Develop a positive communication style

Whether you have an important job interview or just want to be noticed in your current role – how can you make sure you stand out for all the right reasons? Suzy Greaves finds out and tells you how in seven short steps. Our final step, step seven, tells you why it's important to be kind


Develop a positive communication style

When you walk through the door, how do you think you come across? The real truth, says Heidi Grant Halvorson, author of No One Understands You And What To Do About It (Harvard Business Review, £14.99), is that most of us don’t come across the way we intend.

‘We can’t see ourselves objectively. Human beings have a tendency to distort other people’s feedback to fit their own views – which can be a huge problem at work and in your personal life. People may not trust you, may not like you, or may not even notice you as a result of these errors in perception,’ she says.

But also the way we come across is often in direct correlation to how we feel about ourselves. If you’re feeling scared, don’t panic. There are some proven and simple techniques that can help us get into a more empowered mode before we even enter the room – that will not only make us look more confident, but also make us feel more confident. Plus, there are some surprising counterintuitive secrets to making a powerful impression, by doing the opposite of what you think might impress.
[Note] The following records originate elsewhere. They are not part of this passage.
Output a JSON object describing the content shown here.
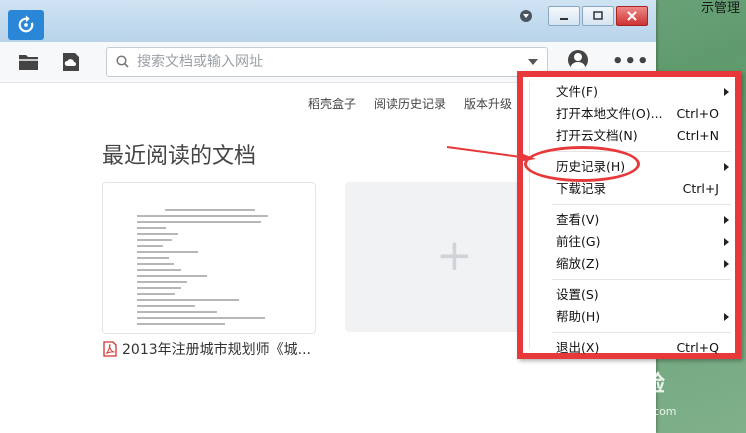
{
  "desktop": {
    "corner_label": "示管理"
  },
  "search": {
    "placeholder": "搜索文档或输入网址"
  },
  "links": [
    "稻壳盒子",
    "阅读历史记录",
    "版本升级"
  ],
  "section_title": "最近阅读的文档",
  "recent_docs": [
    {
      "name": "2013年注册城市规划师《城..."
    }
  ],
  "add_card": {
    "symbol": "+"
  },
  "menu": {
    "groups": [
      [
        {
          "label": "文件(F)",
          "shortcut": "",
          "submenu": true
        },
        {
          "label": "打开本地文件(O)...",
          "shortcut": "Ctrl+O",
          "submenu": false
        },
        {
          "label": "打开云文档(N)",
          "shortcut": "Ctrl+N",
          "submenu": false
        }
      ],
      [
        {
          "label": "历史记录(H)",
          "shortcut": "",
          "submenu": true
        },
        {
          "label": "下载记录",
          "shortcut": "Ctrl+J",
          "submenu": false
        }
      ],
      [
        {
          "label": "查看(V)",
          "shortcut": "",
          "submenu": true
        },
        {
          "label": "前往(G)",
          "shortcut": "",
          "submenu": true
        },
        {
          "label": "缩放(Z)",
          "shortcut": "",
          "submenu": true
        }
      ],
      [
        {
          "label": "设置(S)",
          "shortcut": "",
          "submenu": false
        },
        {
          "label": "帮助(H)",
          "shortcut": "",
          "submenu": true
        }
      ],
      [
        {
          "label": "退出(X)",
          "shortcut": "Ctrl+Q",
          "submenu": false
        }
      ]
    ]
  },
  "watermark": {
    "main": "Bai 经验",
    "sub": "jingyan.baidu.com"
  },
  "colors": {
    "accent": "#2a86d6",
    "annotation": "#e7393b"
  }
}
Our final tip is the importance of kindness in how you can go about creating the right impression. 

Be kind

If you want greater collaboration and trust, then have a positive communication style, write Judith and Richard Glaser, in their study published in The Harvard Business Review.

They discovered that colleagues who demonstrated curiosity, concern and listened well painted a picture of mutual success – using the word ‘we’ – and were open to having difficult conversations had the effect of producing oxytocin (the feel-good hormone) in their workmates.

Photograph: iStock